Author: Beverly Jenkins
Published by: Avon Books
My rating: 4 out of 5 stars
Where I got the book: Public Library
I love cowboy romances. Forget Regency England, western romances are my go-to, easy, comfort reads. But these types of books are so, so, so white. And if there is a person of colour or an Indigenous person, they’re a secondary character who aids in getting the main white couple together. So I read these books, yell at them about the historical and contemporary whitewashing of the old and contemporary west, and then put them aside when I can’t handle them anymore.
So imagine my delight when I came across this book. It’s everything I’ve ever wanted in a romance novel, sizzling romantic tension, high stakes, social commentary and a diverse cast in a setting I love.
Rhine Fountain has built up an incredibly successful life, now the owner of a saloon in Virginia City and rich enough to be moving in the right social circles, only that his success depends on him passing as white. But an unexpected meeting with Eddy Carmichael, in which he rescues her from dying in the Nevada desert, causes Rhine to question the life he’s built for himself. Is the prestige and life of a wealthy white businessman worth the possibility of loosing Eddie?
Eddie may owe her life to Rhine but she’d not going to risk her heart for him. Interracial marriage is illegal and with plans to start up a restaurant in San Francisco, she’s not planning on staying in Virginia City long enough to fall for him. The attraction between them in undeniable though and it’s getting harder to resist it, despite how forbidden their relationship would be.
With excellent main and secondary characters and good historical background information, Forbidden is probably one of the best historical romances I’ve ever read. Rhine and Eddie’s relationship is a delight, one that slowly develops. Yes, there’s undeniable sexual tension, but they actually talk to each other and have lives and worries beyond pinning for each other. Eddie is trying to save up money and adjust to her new life in Virginia City and Rhine is struggling with balancing the workload of his business and the disapproval of the white political elite about him operating a saloon, which is obviously a den of depravity. Not to mention the difficulties of trying to tactfully break his engagement due to falling for Eddie.
Beverly Jenkins’ historical world-building is also excellent. None of the information presented feels forced, but rather just an extension of the world the character live in and their concerns. Historical tidbits were sprinkled in easily and I learnt a lot about the Reconstruction Period in the US, something we don’t learn a lot about in Canada.
Romance wise, Forbidden is a very sweet story that has a nice amount of sexual tension. The sex scenes aren’t of the fade-to-black variety, but aren’t terribly graphic either.
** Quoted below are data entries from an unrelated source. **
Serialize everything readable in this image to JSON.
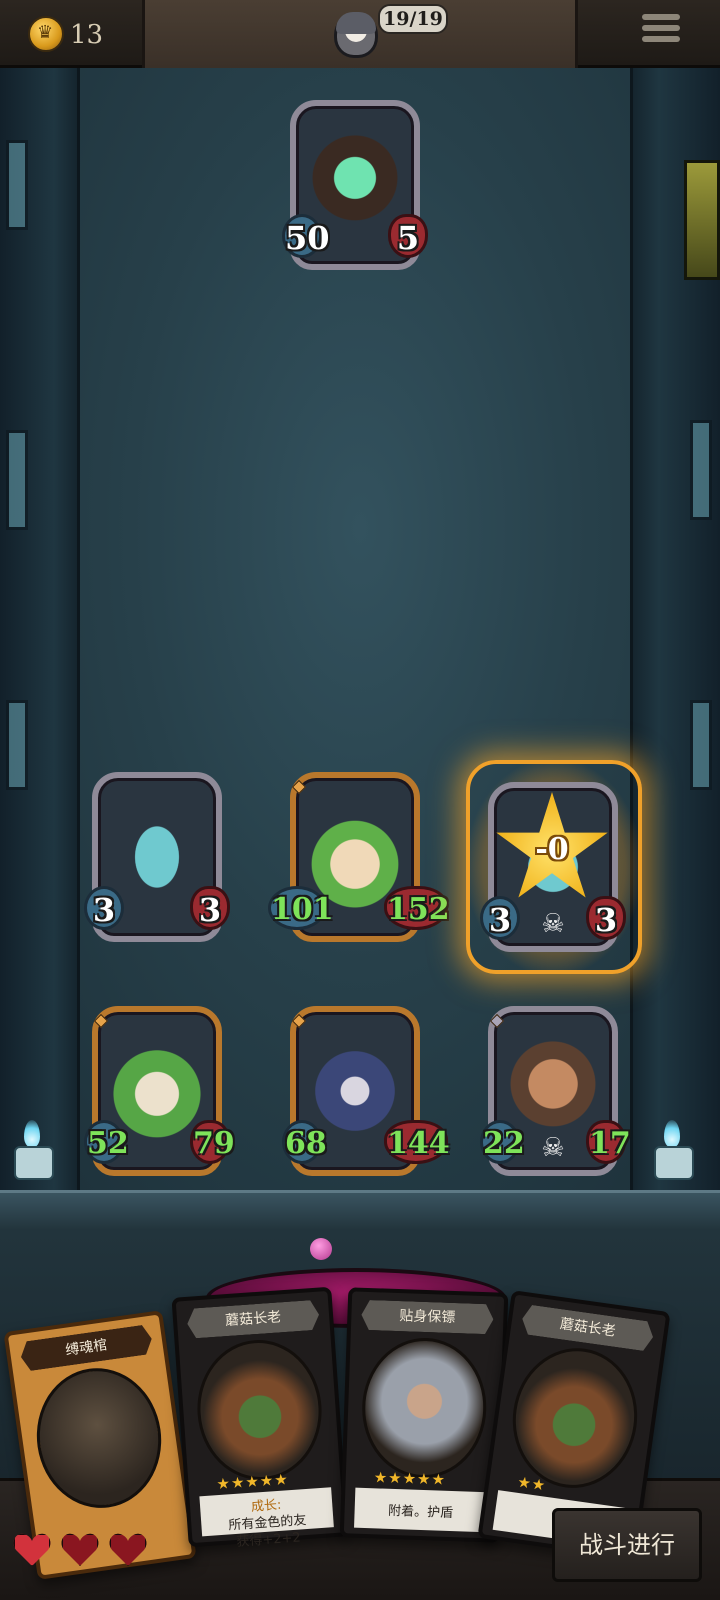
{
  "topbar": {
    "coins": "13",
    "turns": "19/19"
  },
  "enemy": {
    "attack": "50",
    "health": "5"
  },
  "board": {
    "row1": [
      {
        "attack": "3",
        "health": "3"
      },
      {
        "attack": "101",
        "health": "152"
      },
      {
        "attack": "3",
        "health": "3",
        "effect": "-0"
      }
    ],
    "row2": [
      {
        "attack": "52",
        "health": "79"
      },
      {
        "attack": "68",
        "health": "144"
      },
      {
        "attack": "22",
        "health": "17"
      }
    ]
  },
  "hand": [
    {
      "title": "缚魂棺"
    },
    {
      "title": "蘑菇长老",
      "stars": "★★★★★",
      "desc_1": "成长:",
      "desc_2": "所有金色的友",
      "desc_3": "获得+2+2"
    },
    {
      "title": "贴身保镖",
      "stars": "★★★★★",
      "desc_1": "附着。护盾"
    },
    {
      "title": "蘑菇长老",
      "stars": "★★",
      "desc_1": "所"
    }
  ],
  "hearts": {
    "filled": 1,
    "total": 3
  },
  "actions": {
    "fight_label": "战斗进行"
  }
}
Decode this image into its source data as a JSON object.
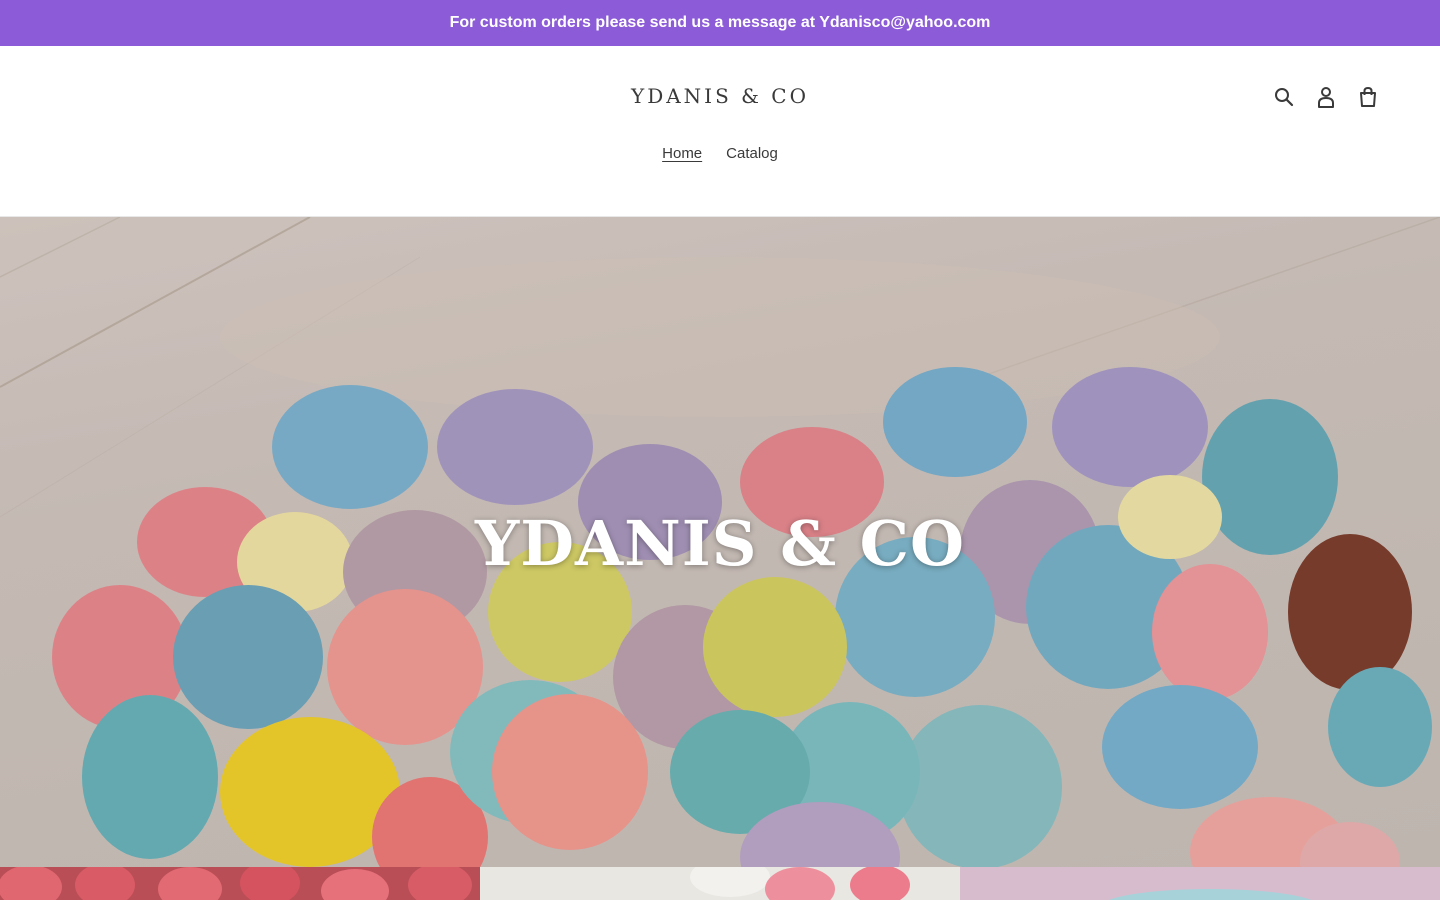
{
  "announcement": {
    "text": "For custom orders please send us a message at Ydanisco@yahoo.com",
    "background": "#8c5bd7"
  },
  "header": {
    "logo": "YDANIS & CO",
    "icons": [
      "search-icon",
      "account-icon",
      "cart-icon"
    ]
  },
  "nav": {
    "items": [
      {
        "label": "Home",
        "active": true
      },
      {
        "label": "Catalog",
        "active": false
      }
    ]
  },
  "hero": {
    "title": "YDANIS & CO",
    "image": "pastel macarons on white wood table"
  },
  "collections": [
    "pink-sugared-macarons",
    "pink-macarons",
    "blue-dessert"
  ]
}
This is a good book for people who like a decent amount of sexiness in their romance novels, but don’t want to tread over into the territory of erotica.
Forbidden is also one of the best romance novels I’ve read that has conversations about consent and centres sexual experiences around Eddie’s pleasure. Although traditionally written for and marketed at women, romance novels often still perpetuate dangerous discourses of sexuality that confuse abuse, male control and violence with love and eroticism. Forbidden doesn’t do that though. It’s very much a sweet, occasionally sexy, modern love story set in the old west.
I’m very excited to read the rest of this series and more of Beverly Jenkins’ work.